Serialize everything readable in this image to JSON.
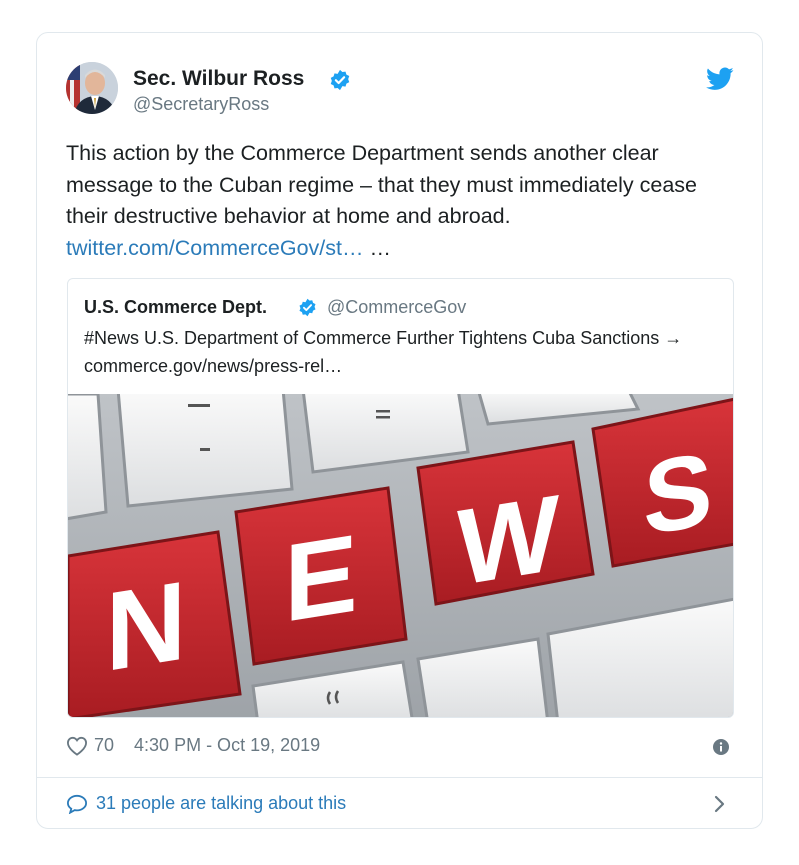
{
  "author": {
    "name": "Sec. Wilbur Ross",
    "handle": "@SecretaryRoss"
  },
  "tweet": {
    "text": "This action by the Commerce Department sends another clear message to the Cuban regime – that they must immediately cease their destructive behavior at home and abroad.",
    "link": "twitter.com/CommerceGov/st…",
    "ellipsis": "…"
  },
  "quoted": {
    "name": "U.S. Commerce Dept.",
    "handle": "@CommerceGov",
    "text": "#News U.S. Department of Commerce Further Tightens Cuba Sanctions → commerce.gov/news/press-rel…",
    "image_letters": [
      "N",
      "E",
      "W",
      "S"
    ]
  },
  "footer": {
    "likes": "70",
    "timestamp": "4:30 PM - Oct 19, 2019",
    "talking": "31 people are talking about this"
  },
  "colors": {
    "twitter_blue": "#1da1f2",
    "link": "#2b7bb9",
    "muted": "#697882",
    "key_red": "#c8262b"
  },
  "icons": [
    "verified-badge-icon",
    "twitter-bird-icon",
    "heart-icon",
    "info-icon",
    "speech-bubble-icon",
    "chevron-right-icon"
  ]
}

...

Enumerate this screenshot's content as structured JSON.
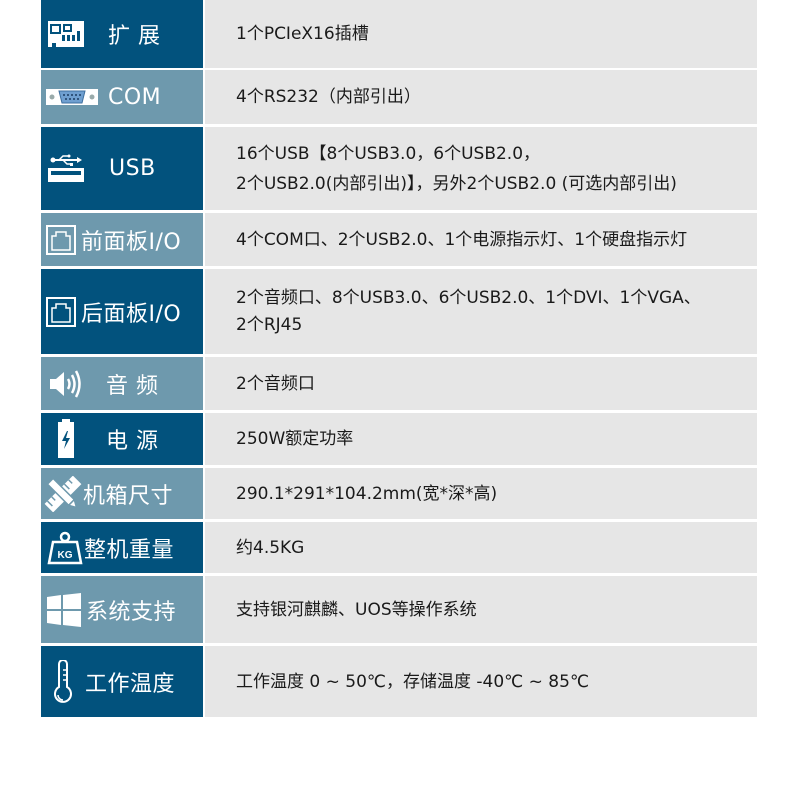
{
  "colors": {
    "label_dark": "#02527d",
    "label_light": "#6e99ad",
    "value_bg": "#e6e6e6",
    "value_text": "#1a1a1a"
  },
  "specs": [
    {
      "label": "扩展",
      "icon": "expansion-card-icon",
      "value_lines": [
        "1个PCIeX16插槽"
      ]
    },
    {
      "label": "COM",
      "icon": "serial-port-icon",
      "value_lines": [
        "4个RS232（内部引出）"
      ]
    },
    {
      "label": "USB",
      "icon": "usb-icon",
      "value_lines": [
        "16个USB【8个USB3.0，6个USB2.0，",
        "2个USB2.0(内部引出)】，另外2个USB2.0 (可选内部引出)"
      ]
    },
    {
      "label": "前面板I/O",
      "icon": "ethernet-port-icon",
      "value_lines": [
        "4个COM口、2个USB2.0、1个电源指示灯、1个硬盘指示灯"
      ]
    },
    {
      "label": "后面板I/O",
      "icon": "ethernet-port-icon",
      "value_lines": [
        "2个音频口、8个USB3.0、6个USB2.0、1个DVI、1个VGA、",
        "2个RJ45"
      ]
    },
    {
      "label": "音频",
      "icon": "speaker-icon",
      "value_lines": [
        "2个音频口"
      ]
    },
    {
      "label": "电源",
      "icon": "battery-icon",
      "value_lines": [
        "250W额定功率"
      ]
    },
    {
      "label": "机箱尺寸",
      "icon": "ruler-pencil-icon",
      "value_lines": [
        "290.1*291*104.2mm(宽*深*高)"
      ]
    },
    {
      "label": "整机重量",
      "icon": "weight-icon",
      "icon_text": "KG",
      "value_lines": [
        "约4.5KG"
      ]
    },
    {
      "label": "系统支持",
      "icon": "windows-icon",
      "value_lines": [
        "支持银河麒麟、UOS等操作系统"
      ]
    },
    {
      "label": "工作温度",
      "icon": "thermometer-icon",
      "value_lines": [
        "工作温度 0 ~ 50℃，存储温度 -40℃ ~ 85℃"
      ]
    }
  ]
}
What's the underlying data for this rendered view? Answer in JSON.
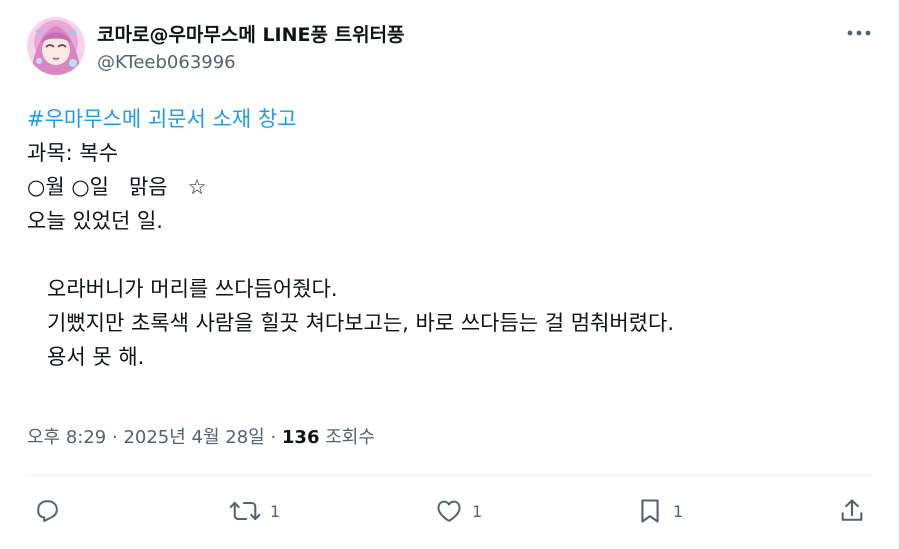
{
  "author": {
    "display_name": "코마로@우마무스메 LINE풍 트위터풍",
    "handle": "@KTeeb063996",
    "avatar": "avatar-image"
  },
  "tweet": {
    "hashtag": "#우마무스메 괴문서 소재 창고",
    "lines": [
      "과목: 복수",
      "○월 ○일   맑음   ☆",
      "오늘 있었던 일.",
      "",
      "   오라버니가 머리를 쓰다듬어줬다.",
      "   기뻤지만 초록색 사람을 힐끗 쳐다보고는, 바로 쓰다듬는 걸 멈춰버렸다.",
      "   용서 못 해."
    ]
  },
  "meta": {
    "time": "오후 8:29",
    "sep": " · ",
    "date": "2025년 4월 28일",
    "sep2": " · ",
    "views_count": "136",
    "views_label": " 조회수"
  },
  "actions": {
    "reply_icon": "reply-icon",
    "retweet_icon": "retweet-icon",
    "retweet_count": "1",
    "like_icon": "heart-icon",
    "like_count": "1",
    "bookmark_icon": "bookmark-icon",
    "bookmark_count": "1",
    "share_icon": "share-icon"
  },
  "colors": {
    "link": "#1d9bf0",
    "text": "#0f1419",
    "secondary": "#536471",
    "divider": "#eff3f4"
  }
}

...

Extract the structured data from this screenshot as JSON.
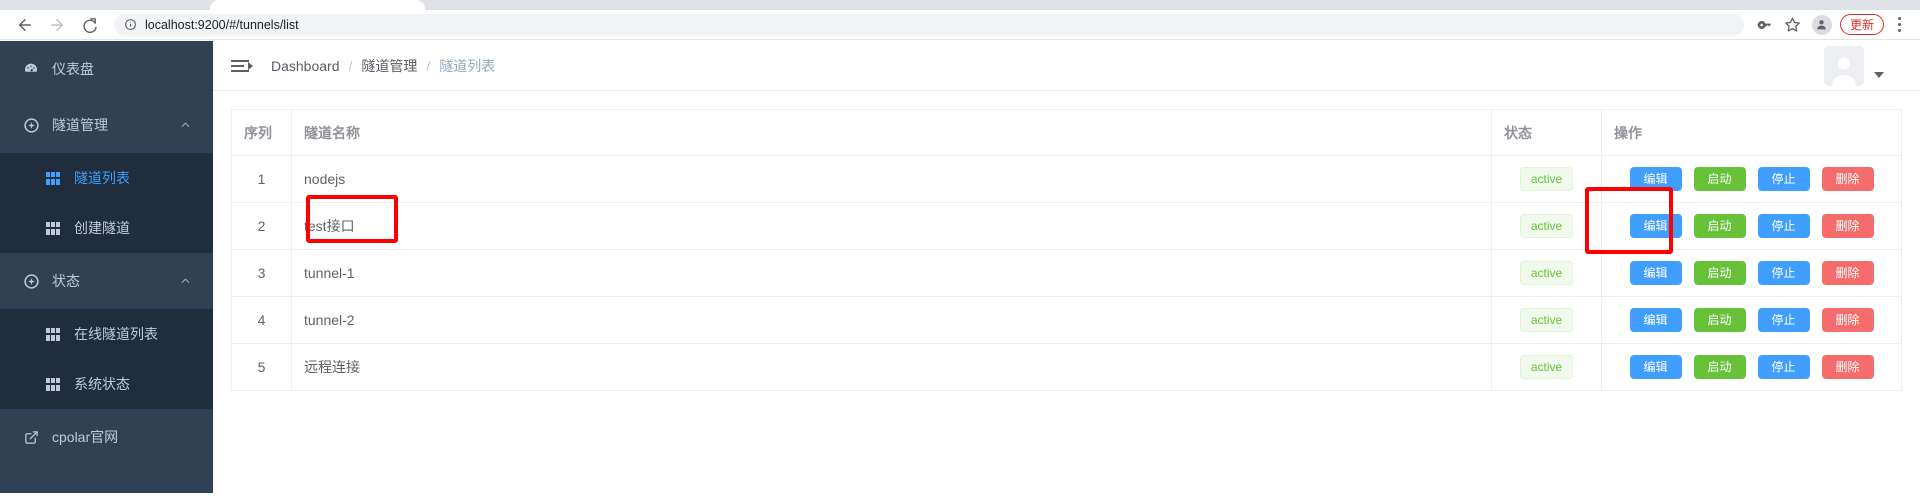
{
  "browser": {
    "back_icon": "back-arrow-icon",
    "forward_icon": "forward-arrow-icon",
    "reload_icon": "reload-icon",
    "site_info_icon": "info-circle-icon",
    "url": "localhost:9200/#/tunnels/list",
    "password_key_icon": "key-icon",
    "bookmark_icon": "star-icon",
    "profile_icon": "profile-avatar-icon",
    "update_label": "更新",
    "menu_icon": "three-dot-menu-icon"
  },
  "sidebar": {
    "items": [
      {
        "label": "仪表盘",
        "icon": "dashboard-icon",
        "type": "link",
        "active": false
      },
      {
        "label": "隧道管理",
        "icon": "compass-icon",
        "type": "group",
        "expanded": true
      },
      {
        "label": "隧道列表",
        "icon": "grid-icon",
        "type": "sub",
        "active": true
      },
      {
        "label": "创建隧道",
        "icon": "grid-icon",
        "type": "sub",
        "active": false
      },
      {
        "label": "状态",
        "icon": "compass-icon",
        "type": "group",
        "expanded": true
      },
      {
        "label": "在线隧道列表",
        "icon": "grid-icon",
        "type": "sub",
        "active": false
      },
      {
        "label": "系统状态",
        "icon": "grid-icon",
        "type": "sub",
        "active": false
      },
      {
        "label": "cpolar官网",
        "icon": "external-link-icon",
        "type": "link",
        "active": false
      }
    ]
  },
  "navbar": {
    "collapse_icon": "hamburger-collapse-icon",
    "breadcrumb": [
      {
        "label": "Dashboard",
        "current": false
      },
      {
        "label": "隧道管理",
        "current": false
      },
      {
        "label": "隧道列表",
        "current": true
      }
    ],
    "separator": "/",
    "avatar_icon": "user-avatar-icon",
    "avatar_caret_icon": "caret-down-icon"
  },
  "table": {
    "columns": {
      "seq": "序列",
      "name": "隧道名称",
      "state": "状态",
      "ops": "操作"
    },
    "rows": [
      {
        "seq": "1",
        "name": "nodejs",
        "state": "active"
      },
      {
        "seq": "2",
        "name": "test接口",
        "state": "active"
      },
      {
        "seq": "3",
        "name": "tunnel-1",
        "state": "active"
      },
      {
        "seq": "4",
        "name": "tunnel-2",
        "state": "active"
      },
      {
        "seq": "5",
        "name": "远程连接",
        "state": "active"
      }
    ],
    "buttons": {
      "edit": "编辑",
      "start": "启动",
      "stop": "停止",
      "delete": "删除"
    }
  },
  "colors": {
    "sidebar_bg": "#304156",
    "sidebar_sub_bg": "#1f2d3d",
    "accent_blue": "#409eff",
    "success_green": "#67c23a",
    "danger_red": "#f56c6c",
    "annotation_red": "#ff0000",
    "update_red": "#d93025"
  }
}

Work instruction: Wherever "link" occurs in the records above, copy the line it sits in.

Answer box:
    "link": "twitter.com/CommerceGov/st…",
    "link": "#2b7bb9",
    "link": "#1d9bf0",
        "type": "link",
        "icon": "external-link-icon",
        "type": "link",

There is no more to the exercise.